The recent protests in the US and now unfolding in Australia have given me reason to pause and reflect on what I could do as one person. I’ve spent my entire adult life living in Australia and working full time, but in 12 years as a career programmer I don’t recall interacting with one of Aboriginal descent and this to me is problematic because I have met and spoken to hundreds of, if not a few thousand, fellow Australian I.T. professionals in my life.
When I stop to think about why I’ve never met an Aboriginal I.T. professional — the answers seem painfully and sadly obvious — culture, poverty and lack of opportunity. I don’t want to go on about how hard it is to be a successful career programmer — but it is! While I have no formal tertiary qualification — I had the privilege to grow up with a nerdy circle of friends, access to the public library, home internet access and a working computer in the home. There are likely countless socio-economic reasons that Aboriginal youths have been prevented from entering my field — from poverty to family issues to society making them feel less worthy due to their race.
I feel like in my way, this is something I can take action on. I’ve started polls on my social media accounts to see if anyone else has ever met an Aboriginal programmer just to get a gauge from my immediate community but I have a sad feeling the numbers are going to be very low if they exist at all.

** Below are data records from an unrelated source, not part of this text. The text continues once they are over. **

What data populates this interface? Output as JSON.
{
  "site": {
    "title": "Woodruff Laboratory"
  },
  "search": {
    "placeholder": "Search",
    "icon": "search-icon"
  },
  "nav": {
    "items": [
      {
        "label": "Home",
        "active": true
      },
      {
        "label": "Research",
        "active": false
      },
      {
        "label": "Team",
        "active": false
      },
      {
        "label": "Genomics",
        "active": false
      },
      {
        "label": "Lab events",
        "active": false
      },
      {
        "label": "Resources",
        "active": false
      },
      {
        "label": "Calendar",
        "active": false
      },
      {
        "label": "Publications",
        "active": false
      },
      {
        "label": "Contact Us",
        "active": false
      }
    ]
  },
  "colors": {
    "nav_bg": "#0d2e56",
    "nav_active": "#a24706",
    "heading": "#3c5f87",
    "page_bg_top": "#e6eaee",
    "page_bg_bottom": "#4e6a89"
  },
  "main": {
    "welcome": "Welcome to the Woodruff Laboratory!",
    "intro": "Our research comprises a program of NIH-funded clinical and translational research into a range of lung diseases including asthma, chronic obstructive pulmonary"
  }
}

Coding aside, basic computer skills are already a vital workplace skill for a vast number of jobs. The pursuit of computer knowledge and the skills to use them leads to curiosities and ancillary knowledge that can become a limitless pursuit and passion — I should know! I don’t really know where to begin with my contribution but I think the journey to finding has definitely begun.